Across the entries below, how many lines contain the string "CDATA"? Give only the count.

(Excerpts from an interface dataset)
[Start of section]

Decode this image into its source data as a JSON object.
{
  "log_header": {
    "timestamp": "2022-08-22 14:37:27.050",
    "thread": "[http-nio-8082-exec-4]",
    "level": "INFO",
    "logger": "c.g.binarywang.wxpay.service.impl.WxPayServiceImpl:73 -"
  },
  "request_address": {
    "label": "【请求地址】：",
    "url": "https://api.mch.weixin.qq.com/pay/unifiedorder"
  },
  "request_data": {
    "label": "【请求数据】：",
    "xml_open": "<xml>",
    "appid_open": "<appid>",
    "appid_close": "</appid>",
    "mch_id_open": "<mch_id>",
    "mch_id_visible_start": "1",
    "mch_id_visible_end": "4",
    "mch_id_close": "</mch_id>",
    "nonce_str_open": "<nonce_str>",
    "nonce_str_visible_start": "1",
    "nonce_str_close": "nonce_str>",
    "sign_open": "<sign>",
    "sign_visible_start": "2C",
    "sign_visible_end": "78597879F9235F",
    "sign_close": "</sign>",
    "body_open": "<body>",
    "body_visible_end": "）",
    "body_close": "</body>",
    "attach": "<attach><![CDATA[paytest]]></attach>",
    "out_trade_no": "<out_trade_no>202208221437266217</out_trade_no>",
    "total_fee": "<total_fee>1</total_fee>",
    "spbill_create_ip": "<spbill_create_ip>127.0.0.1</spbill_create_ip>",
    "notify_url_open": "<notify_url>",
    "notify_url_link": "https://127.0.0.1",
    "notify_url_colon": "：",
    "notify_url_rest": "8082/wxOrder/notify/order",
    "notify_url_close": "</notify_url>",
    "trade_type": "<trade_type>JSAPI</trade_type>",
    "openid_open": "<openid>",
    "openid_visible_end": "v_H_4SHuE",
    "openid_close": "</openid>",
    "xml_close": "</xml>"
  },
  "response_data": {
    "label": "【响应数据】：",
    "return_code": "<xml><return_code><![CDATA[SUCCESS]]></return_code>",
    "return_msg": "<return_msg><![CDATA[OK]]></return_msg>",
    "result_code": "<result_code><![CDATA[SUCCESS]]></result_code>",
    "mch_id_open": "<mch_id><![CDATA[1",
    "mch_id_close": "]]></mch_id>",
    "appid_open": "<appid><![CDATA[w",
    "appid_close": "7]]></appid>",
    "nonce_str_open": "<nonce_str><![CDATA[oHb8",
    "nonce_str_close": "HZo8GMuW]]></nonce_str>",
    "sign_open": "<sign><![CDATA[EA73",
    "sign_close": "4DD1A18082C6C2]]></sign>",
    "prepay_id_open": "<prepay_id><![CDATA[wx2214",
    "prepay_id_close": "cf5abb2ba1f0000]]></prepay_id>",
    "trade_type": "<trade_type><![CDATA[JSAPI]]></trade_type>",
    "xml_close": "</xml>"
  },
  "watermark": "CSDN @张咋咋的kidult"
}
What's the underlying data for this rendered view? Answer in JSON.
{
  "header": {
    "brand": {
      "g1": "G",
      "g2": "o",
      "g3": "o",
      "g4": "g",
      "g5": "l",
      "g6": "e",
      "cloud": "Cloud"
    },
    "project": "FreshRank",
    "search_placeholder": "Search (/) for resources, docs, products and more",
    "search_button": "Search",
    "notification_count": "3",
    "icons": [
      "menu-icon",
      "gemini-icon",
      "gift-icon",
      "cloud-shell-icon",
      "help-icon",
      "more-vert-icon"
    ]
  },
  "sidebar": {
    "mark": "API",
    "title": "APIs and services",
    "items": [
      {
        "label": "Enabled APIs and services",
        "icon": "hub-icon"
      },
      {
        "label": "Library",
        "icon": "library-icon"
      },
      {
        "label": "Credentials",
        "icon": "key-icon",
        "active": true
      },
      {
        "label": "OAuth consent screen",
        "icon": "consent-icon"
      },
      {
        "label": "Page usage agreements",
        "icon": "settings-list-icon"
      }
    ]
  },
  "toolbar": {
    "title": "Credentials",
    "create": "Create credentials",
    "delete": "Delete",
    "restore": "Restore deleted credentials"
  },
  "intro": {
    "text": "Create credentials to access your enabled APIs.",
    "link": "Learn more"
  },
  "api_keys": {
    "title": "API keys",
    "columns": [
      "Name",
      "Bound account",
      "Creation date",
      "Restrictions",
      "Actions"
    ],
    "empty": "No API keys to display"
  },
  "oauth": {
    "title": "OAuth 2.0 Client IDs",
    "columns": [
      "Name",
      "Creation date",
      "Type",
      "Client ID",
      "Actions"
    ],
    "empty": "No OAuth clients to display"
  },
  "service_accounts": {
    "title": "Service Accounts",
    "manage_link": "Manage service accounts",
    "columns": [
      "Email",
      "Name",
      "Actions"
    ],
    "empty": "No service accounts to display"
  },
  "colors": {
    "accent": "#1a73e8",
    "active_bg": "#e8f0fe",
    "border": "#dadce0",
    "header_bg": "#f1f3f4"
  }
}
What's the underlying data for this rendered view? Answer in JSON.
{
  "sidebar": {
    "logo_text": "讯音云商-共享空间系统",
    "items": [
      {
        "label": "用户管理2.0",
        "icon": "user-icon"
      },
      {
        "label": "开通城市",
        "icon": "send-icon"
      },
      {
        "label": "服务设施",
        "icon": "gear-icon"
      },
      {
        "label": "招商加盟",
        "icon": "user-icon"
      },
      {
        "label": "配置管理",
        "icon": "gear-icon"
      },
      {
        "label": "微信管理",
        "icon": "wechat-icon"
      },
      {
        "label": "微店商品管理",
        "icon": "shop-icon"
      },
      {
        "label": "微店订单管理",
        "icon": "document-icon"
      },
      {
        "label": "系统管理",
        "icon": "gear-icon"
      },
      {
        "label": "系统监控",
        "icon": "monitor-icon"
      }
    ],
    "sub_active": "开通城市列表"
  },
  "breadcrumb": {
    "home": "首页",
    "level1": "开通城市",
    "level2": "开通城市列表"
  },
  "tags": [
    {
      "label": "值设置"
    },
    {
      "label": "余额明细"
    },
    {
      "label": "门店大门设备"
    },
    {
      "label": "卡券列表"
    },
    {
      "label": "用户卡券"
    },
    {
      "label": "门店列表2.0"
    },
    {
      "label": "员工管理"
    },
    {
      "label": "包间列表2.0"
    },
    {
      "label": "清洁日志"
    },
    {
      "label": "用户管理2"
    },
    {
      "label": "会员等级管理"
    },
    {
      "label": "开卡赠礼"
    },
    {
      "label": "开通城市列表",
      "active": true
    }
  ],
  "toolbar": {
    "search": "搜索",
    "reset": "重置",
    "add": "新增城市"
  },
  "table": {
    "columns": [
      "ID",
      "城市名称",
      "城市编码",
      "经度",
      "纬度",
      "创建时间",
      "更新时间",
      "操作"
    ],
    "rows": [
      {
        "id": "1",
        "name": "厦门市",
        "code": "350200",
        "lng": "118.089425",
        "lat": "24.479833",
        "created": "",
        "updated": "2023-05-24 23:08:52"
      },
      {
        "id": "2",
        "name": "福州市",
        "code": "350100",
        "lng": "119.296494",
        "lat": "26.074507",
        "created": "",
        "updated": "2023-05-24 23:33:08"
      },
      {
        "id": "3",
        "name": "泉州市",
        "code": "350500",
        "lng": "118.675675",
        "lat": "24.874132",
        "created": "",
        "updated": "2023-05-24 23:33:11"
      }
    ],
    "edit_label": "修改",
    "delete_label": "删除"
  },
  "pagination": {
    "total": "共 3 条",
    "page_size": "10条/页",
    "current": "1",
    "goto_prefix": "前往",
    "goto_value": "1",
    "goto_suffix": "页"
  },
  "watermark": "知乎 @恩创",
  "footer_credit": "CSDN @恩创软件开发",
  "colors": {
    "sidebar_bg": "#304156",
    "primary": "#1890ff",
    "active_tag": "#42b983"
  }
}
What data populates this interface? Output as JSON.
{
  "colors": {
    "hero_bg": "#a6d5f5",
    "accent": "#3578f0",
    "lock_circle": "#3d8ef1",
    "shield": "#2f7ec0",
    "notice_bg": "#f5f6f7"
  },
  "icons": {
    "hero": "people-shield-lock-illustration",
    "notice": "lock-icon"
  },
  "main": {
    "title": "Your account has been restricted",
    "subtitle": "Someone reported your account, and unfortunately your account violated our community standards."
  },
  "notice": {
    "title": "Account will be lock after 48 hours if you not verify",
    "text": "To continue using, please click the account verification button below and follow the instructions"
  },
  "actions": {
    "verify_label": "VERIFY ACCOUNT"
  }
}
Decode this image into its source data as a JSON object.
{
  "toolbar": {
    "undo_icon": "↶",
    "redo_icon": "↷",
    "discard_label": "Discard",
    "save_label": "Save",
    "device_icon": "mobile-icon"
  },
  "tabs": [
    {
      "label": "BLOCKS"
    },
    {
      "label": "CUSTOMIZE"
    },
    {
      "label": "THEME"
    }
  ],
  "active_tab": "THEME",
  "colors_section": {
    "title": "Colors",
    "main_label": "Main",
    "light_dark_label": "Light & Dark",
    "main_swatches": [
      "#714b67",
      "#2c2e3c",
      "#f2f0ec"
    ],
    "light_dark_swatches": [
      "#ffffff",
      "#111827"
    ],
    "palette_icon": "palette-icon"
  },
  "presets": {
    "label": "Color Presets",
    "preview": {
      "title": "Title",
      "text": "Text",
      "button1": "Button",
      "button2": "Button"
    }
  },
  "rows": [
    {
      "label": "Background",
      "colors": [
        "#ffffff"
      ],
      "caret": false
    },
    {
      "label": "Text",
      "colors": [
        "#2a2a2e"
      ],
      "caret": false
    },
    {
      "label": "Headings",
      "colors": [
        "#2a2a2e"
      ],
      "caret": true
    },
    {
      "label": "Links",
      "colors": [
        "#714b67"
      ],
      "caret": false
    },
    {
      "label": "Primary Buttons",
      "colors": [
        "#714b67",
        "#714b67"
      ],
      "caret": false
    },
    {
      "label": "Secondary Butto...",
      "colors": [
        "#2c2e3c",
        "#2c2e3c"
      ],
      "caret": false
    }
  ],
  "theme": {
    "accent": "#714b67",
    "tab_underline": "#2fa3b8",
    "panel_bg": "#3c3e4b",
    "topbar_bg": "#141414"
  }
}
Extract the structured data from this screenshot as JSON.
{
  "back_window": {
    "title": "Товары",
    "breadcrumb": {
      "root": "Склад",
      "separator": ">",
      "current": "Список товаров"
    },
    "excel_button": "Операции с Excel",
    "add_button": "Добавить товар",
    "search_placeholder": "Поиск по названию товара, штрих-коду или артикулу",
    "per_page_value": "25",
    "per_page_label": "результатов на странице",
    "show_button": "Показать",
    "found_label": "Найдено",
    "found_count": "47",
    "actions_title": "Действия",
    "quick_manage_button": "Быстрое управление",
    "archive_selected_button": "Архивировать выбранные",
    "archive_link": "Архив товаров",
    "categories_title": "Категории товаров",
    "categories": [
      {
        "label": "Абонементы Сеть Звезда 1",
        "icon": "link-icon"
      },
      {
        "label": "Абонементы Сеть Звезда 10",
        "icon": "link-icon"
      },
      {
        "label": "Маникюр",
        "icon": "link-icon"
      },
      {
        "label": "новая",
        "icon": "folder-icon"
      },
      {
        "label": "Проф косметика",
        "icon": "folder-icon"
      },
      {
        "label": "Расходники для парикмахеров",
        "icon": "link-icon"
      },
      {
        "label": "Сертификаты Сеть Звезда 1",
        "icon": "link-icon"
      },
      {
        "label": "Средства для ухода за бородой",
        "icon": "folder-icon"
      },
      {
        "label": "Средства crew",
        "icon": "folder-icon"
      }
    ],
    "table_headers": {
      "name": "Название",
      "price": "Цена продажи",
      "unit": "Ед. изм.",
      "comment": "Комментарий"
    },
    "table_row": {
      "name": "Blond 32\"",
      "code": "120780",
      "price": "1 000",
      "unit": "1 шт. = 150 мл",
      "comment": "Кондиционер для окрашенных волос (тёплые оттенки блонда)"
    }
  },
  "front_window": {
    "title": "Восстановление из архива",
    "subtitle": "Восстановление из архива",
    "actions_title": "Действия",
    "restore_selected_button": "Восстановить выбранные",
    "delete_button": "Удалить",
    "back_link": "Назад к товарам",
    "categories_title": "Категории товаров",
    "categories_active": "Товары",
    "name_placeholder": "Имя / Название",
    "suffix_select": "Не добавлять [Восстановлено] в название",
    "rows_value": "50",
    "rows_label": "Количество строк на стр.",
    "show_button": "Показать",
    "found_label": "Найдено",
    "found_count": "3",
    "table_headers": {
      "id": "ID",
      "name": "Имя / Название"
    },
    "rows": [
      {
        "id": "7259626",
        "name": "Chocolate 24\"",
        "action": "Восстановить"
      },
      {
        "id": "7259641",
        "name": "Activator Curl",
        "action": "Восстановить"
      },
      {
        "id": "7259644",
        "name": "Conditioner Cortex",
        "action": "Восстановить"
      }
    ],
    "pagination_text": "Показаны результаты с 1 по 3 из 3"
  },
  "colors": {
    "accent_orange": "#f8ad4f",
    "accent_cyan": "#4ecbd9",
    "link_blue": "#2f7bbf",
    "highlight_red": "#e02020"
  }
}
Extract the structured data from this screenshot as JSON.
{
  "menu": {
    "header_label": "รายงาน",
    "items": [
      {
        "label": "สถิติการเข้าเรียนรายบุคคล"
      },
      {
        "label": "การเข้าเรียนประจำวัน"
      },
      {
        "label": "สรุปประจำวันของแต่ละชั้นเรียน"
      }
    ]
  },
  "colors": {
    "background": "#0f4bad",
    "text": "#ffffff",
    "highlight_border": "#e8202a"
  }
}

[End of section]

Result of the task: 10